What does cyclin D1 do? Chromosome? Translocation causes what neoplasm?
Promotor of G1 to S phase, on chromosome 11
t(11;14) causes mantle cell lymphoma
What is the function of the BRCA genes?
Code for DNA repair enzymes
What to give for trigeminal neuralgia?
Why should carbamazepine be used with care (i.e. what does it cause)?
Which "part" of triglyceride breakdown goes to the liver? First enzyme?
TG into glycerol and FA in adipose (by Lipase)
GLYCEROL goes to liver, converted to Glycerol 3-phosphate by glycerol kinase
Where is COX2 expressed?
Sites of inflammation
Where is COX1 expressed?
Constitutively expressed in platelets and GI tract
Which abortifactant is an anti-progestin?
What drugs inhibit formation of progesterone from pregnenolone?
What enzyme converts pregnenolone to progesterone?
Which abortifactant is a prostaglandin agonist? Why does it work?
Misoprostol, because prostaglandins induce uterine contraction and cervical dilation. Used with Mifepristone.
What is the only type of renal calculi that is radioLUCENT?
What organism causes Magnesium ammonium phosphate calculi?
Proteus (form struvite, staghorn calculi)
Why is digoxin used for AF with RVR?
Increases parasympathetic tone from vagus, decreasing AV conduction
In addition to increasing parasympathetic tone on the AV node, what is the other main effect of digoxin?
Increased ventricular contractility by blocking Na-K-ATPase on myocytes, increasing intracellular Ca
What type of mitochondrial damage is associated with irreversibly myocardial injury?
Vacuoles or phospholipid containing amorphous densities (permanent inability to generate ATP). Simple mitochondrial swelling can be reversible.
What are 2 selective COX2 inhibitors and when would you want to use them?
Celecoxib and Rofecoxib, when you wnat to reduce risk of bleeding and GI ulceration

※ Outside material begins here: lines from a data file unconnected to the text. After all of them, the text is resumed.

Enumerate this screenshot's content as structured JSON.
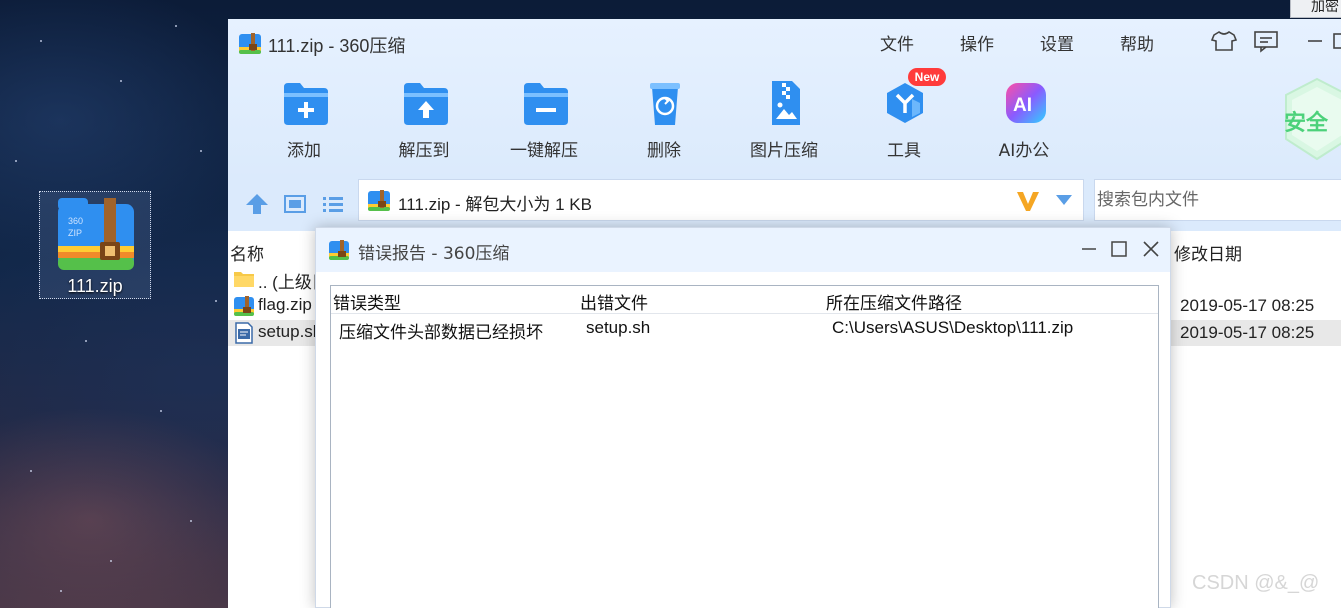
{
  "desktop": {
    "icon_label": "111.zip",
    "corner_button": "加密"
  },
  "window": {
    "title": "111.zip - 360压缩",
    "menu": [
      "文件",
      "操作",
      "设置",
      "帮助"
    ],
    "safe_badge": "安全",
    "toolbar": [
      {
        "label": "添加",
        "icon": "add-folder-icon"
      },
      {
        "label": "解压到",
        "icon": "extract-to-icon"
      },
      {
        "label": "一键解压",
        "icon": "one-click-extract-icon"
      },
      {
        "label": "删除",
        "icon": "delete-icon"
      },
      {
        "label": "图片压缩",
        "icon": "image-compress-icon"
      },
      {
        "label": "工具",
        "icon": "tools-icon"
      },
      {
        "label": "AI办公",
        "icon": "ai-office-icon"
      }
    ],
    "new_badge": "New",
    "address": "111.zip - 解包大小为 1 KB",
    "search_placeholder": "搜索包内文件",
    "columns": {
      "name": "名称",
      "modified": "修改日期"
    },
    "files": [
      {
        "name": ".. (上级目录)",
        "date": "",
        "icon": "folder-up-icon"
      },
      {
        "name": "flag.zip",
        "date": "2019-05-17 08:25",
        "icon": "zip-file-icon"
      },
      {
        "name": "setup.sh",
        "date": "2019-05-17 08:25",
        "icon": "script-file-icon"
      }
    ]
  },
  "dialog": {
    "title": "错误报告 - 360压缩",
    "columns": [
      "错误类型",
      "出错文件",
      "所在压缩文件路径"
    ],
    "rows": [
      {
        "type": "压缩文件头部数据已经损坏",
        "file": "setup.sh",
        "path": "C:\\Users\\ASUS\\Desktop\\111.zip"
      }
    ]
  },
  "watermark": "CSDN @&_@",
  "colors": {
    "accent_blue": "#2f8ff0",
    "titlebar_bg": "#dbeafc",
    "new_badge": "#ff3b3b",
    "safe_green": "#4cd17a",
    "v_orange": "#f5a623"
  }
}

What is the difference between dystonia and myoclonus?
Dystonia: sustained muscle contraction
Myoclonus: sudden, brief, sometimes severe muscle contraction